    Regarding awareness, I think we can agree that without much mainstream media coverage, broad-based outdoor, television, radio, or digital advertising is a must to get folks’ attention. If there was only a selection of media outlets that covered NY’s soccer fans exclusively, that’d be great, but sadly RBNY doesn’t have that luxury. Campaigns like the current one on the PATH line are terrific, and simple. They engulf a captive audience and get in their faces to let them know not only about the club but when specifically the upcoming matches start. Good job. We just need more of it. There are many, many soccer fans in this area that know nothing of the club. Nothing. This will help. There are also many fans than know and reject the club. There’s little that can be done on these haters.

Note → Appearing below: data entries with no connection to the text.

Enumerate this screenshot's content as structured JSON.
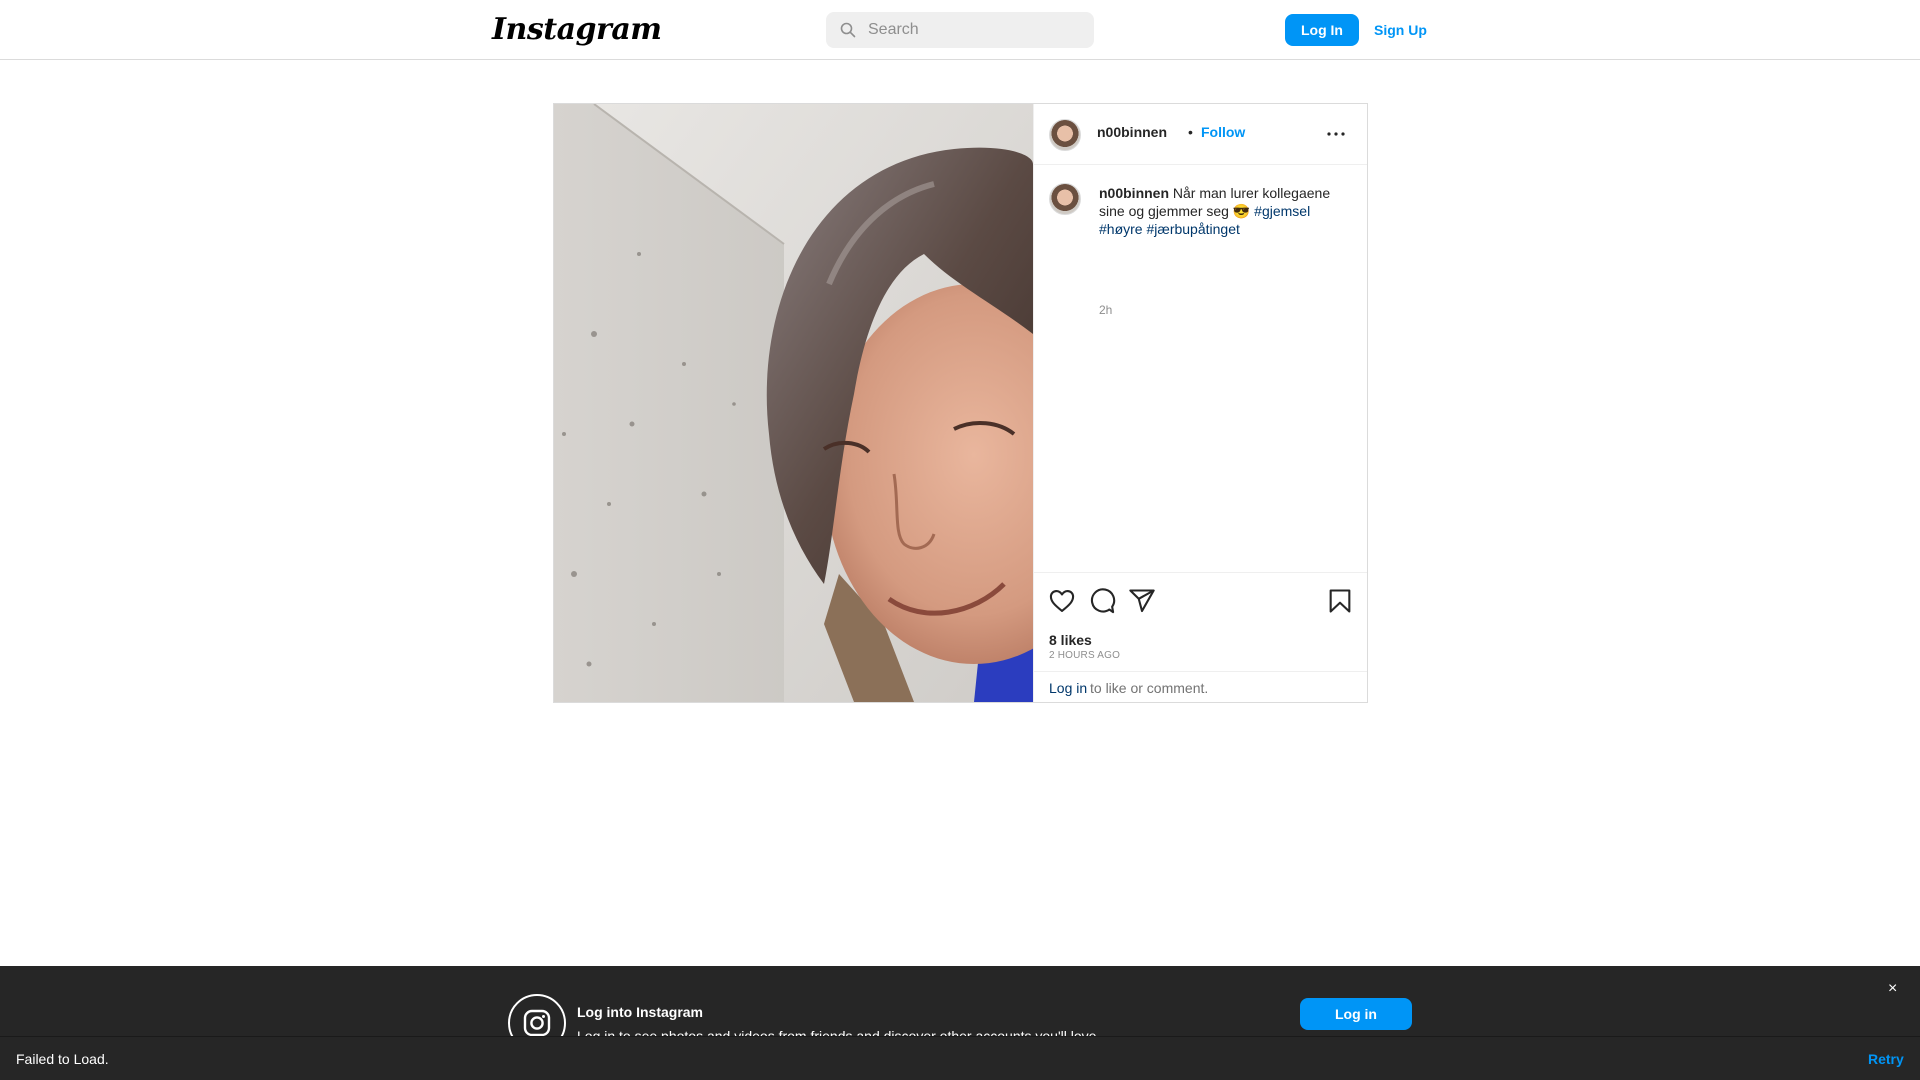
{
  "header": {
    "logo": "Instagram",
    "search_placeholder": "Search",
    "login_label": "Log In",
    "signup_label": "Sign Up"
  },
  "post": {
    "username": "n00binnen",
    "separator": "•",
    "follow_label": "Follow",
    "caption_user": "n00binnen",
    "caption_text": "Når man lurer kollegaene sine og gjemmer seg 😎",
    "hashtags": [
      "#gjemsel",
      "#høyre",
      "#jærbupåtinget"
    ],
    "caption_time": "2h",
    "likes": "8 likes",
    "time_ago": "2 HOURS AGO",
    "login_link": "Log in",
    "login_rest": "to like or comment."
  },
  "banner": {
    "title": "Log into Instagram",
    "subtitle": "Log in to see photos and videos from friends and discover other accounts you'll love.",
    "button_label": "Log in",
    "close_glyph": "×"
  },
  "toast": {
    "message": "Failed to Load.",
    "retry_label": "Retry"
  },
  "icons": {
    "search": "search-icon",
    "more": "more-options-icon",
    "like": "heart-icon",
    "comment": "comment-icon",
    "share": "share-icon",
    "save": "bookmark-icon",
    "instagram": "instagram-icon",
    "close": "close-icon"
  },
  "colors": {
    "accent": "#0095f6",
    "link": "#00376b",
    "banner_bg": "#262626"
  }
}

    Of course, all the marketing in the world won’t help generate a repeat visit to Red Bull Arena if the first one isn’t a positive experience. Hardcores and season ticket holders have figured out the best way into Harrison, where to park, where the shortest concession lines are, and when to leave to avoid a traffic nightmare. Red Bull Arena can be very very rough on the uninitiated. It’s not RBNY’s fault that the PATH station has yet to be modernized, that the 2nd I-280 interchange has yet to be built, and that the Riverbend neighborhood has yet to materialize, but all those factors lead to first-timers having poor experiences and saying “never again.” I’d wager that the “never again-ers” are in the tens of thousands over the three-plus seasons of RBA. See this story on customer service at Portland: http://www.oregonlive.com/playbooks-profits/index.ssf/2013/05/portland_timbers_dont_take_sel.html This is what we need. The ticket sales team should be pushed HARD to generate repeat business, and upselling one-games to mini-packs, minis to half-seasons, etc.

  • Does the @RBNYOptimist have a good handle on #RBNY’s ad campaign? http://t.co/T0HsjIh4S5 Survey says?

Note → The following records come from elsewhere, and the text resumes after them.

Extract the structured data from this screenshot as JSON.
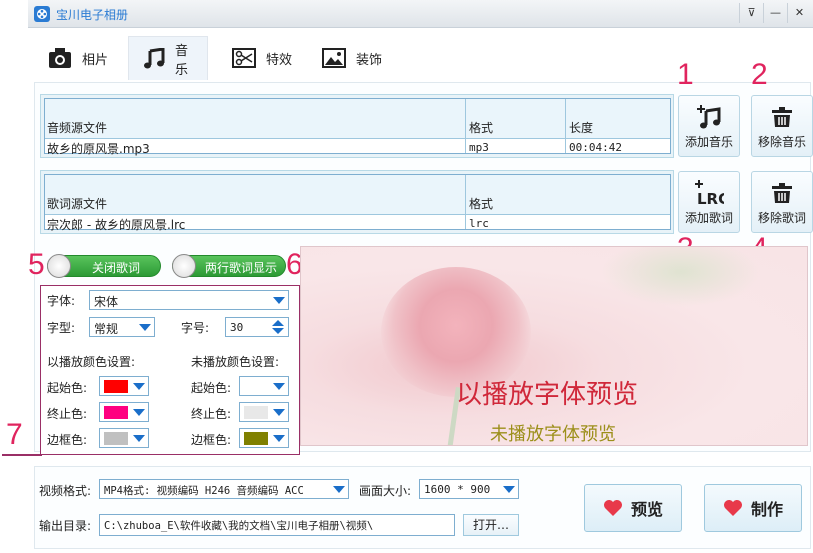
{
  "window": {
    "title": "宝川电子相册",
    "controls": [
      "⊽",
      "—",
      "✕"
    ]
  },
  "tabs": [
    {
      "label": "相片",
      "icon": "camera-icon"
    },
    {
      "label": "音乐",
      "icon": "music-note-icon"
    },
    {
      "label": "特效",
      "icon": "scissors-icon"
    },
    {
      "label": "装饰",
      "icon": "image-icon"
    }
  ],
  "music_table": {
    "headers": [
      "音频源文件",
      "格式",
      "长度"
    ],
    "rows": [
      [
        "故乡的原风景.mp3",
        "mp3",
        "00:04:42"
      ]
    ]
  },
  "lyrics_table": {
    "headers": [
      "歌词源文件",
      "格式"
    ],
    "rows": [
      [
        "宗次郎 - 故乡的原风景.lrc",
        "lrc"
      ]
    ]
  },
  "side_buttons": {
    "add_music": "添加音乐",
    "remove_music": "移除音乐",
    "add_lyrics": "添加歌词",
    "remove_lyrics": "移除歌词",
    "lrc_icon_text": "LRC"
  },
  "annotations": [
    "1",
    "2",
    "3",
    "4",
    "5",
    "6",
    "7"
  ],
  "toggles": {
    "close_lyrics": "关闭歌词",
    "two_line": "两行歌词显示"
  },
  "lyric_settings": {
    "font_label": "字体:",
    "font_value": "宋体",
    "style_label": "字型:",
    "style_value": "常规",
    "size_label": "字号:",
    "size_value": "30",
    "played_heading": "以播放颜色设置:",
    "unplayed_heading": "未播放颜色设置:",
    "start_label": "起始色:",
    "end_label": "终止色:",
    "border_label": "边框色:",
    "played_colors": {
      "start": "#ff0000",
      "end": "#ff0080",
      "border": "#c0c0c0"
    },
    "unplayed_colors": {
      "start": "#ffffff",
      "end": "#e8e8e8",
      "border": "#808000"
    }
  },
  "preview": {
    "played_text": "以播放字体预览",
    "unplayed_text": "未播放字体预览"
  },
  "bottom": {
    "video_format_label": "视频格式:",
    "video_format_value": "MP4格式: 视频编码 H246 音频编码 ACC",
    "frame_size_label": "画面大小:",
    "frame_size_value": "1600 * 900",
    "output_dir_label": "输出目录:",
    "output_dir_value": "C:\\zhuboa_E\\软件收藏\\我的文档\\宝川电子相册\\视频\\",
    "open_button": "打开…",
    "preview_button": "预览",
    "make_button": "制作"
  },
  "colors": {
    "accent": "#e0245e",
    "toggle_green": "#2c9a35",
    "heart": "#e8394a"
  }
}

  • jspech

    I have gone to 1 game, never left compelled to go back, even thou my friend has ST. here’s why? Game day experience was not good.

    To begin w/ arriving at the stadium was a breeze, thou I left Brooklyn at 6:15 for what was a 7:30 start. I was in a group of first to enter the stadium as there was hardly any traffic no issue w/ finding parking.

    area around the arena was awful, lots of empty spaces. The street approaching stadium was block off w/ plastic barriers, Thousands of us were asked to walk along a narrow sidewalk, wasn’t long before we removed barriers because the cramp sidewalk was getting dangerous w/ thousands of fan trying to get to the gate.

    Inside, I missed the kick-off of both halves because I was stuck on the concession line. At one point they ran out of pizza and seemed really puzzled as to if and how they can get more, this discussion went on for a while as the fans all round grumbled.

    After game I was so happy I drove when I saw the mass of people squeezing into the path station. I wondered how long it would have taken for me to even get on a path train. So I’ve chosen to watch the games on TV.

    Marketing-see article….

    To RB credit, over the past few weeks in Long Island, Queens, Brooklyn & Manhattan I have seen a few people wearing RB’s gear.

    Finally, I have worked on a few commercial shoots in the area around the arena where there are some great Brazilian resturants & really nice people. Name any players who has worn their shirts that anyone in this area could truly identify w/.

    RB needs to develop a team, not a group that feels like they were assembled to be the MLS all-stars to take on MANU.

    The RB has yet to field one player, that people could easily identify w/

    They had one in Augudelo but they trade him for a guy who can consistently break into first team in Pearce & while Alexander & Steele maybe solid, they came out of nowhere, like a few days before season started nd have played, I think in every game w/ heavy minutes.

  • I sometimes have to remind myself I’m not @RBNYOptimist http://t.co/ThOdO4Wa7d

  • So, I submit my #RBNY piece to EoS and head to an all day meeting. I get out to find I’ve apparently hit a nerve. http://t.co/RSacEN8f7x

  • “@MikeFirpo: RBNY: Marketing the Team – Does it all “Ad” up? http://t.co/n5Htm5Jj2v #rbny #nyrb #mls” // Super!